The great thing about cloud apps is that they are tailor-made to cater businesses of any size, and can be scaled very easily. Some of the applications listed below feature freemium subscription model, so you only pay for the features you end up using.

We have curated some of the best online business apps out there and grouped them under relevant sub categories. Find out how these cloud applications can help boost your business!


Back in the day, you had to have a native email app to send and receive emails. Most of us kept growing offline archives of our emails, and if you ever lost a backup or hard drive, chances are you’d lose all of your emails for good. Syncing was mostly unheard of, and POP3 was state-of-the-art.

When Gmail first came out, its offer of 1Gb of online storage seemed too good to be true. Suddenly, you wouldn’t have to store all of your emails offline to keep from losing them. Plus, with its efficient interface, you could actually be productive in an email web app.

Mobile devices have brought us back to the start. Sure, you can use Gmail or your favorite email service in your mobile browser, but with spotty and slow cell connections, it usually works better to use a native email app. With Exchange ActiveSync and IMAP, you can keep all of your messages synced, so it really doesn’t matter how you access your mail.

That’s why we’re curious how you usually access your account. I personally use a mix of in iOS and OS X, and in Chrome. I appreciate the convenience of being able to get the same mail in any app, but if I had to choose just one, I’d stick with Gmail over any one particular app. How about you? Is your email a cloud-powered native app, or do you email with a web app directly?

Now that domain names are priced in nickel and dimes, it is absolutely irresponsible for a brand not to have a custom email address. Contrary to popular belief, it doesn’t cost much to set up your own webmail. Eons before Gmail, Google Apps and Outlook Web Access, open source webmail solutions like SquirrelMail were widely in use.

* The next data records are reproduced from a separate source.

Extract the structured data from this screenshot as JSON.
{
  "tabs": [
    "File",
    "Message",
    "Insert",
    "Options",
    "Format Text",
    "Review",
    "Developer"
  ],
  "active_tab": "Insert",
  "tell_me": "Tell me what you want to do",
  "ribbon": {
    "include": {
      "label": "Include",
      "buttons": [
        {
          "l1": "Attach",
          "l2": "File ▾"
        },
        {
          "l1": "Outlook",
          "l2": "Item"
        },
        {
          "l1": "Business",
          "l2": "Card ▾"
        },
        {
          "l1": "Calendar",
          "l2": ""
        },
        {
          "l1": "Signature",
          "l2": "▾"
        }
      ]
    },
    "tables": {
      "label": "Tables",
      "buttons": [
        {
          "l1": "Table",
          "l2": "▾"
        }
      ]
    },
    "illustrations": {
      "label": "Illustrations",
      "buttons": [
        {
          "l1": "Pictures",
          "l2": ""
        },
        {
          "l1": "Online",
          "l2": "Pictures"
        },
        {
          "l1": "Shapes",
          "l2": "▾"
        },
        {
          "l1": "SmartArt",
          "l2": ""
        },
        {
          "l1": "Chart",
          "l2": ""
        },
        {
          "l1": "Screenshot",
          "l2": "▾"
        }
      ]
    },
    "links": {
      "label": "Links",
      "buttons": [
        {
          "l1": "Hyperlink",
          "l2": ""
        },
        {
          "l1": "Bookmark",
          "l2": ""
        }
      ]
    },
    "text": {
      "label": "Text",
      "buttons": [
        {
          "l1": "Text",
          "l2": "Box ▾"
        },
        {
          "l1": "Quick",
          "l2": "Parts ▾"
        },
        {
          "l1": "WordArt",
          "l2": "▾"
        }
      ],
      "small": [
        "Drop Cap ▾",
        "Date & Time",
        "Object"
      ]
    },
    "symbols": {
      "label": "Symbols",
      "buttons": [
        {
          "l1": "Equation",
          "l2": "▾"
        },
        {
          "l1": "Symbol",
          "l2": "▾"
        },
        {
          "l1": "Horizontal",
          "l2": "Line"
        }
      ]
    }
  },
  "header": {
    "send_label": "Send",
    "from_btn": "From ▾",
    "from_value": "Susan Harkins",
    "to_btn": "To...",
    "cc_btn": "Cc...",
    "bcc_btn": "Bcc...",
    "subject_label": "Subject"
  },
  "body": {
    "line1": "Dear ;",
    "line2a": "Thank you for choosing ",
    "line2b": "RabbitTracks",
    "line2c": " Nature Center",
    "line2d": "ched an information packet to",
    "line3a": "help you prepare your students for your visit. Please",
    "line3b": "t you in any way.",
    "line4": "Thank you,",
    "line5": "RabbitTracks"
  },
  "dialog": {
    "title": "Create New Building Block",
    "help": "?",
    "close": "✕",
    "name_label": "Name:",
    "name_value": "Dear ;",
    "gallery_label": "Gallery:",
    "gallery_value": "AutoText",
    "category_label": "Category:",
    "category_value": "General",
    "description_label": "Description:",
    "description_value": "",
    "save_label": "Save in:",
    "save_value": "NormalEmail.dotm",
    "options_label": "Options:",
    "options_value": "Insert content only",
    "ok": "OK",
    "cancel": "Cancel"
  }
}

Introduced in 1999, SquirrelMail is a pioneer of open source webmail but sadly its UI is still stuck in the Web 1.0 era. Considering how boring office email communication already is, employees could use a breath of fresh air. Notable among the new age open source webmail software is Roundcube and join me after the jump for a installation & features walkthrough.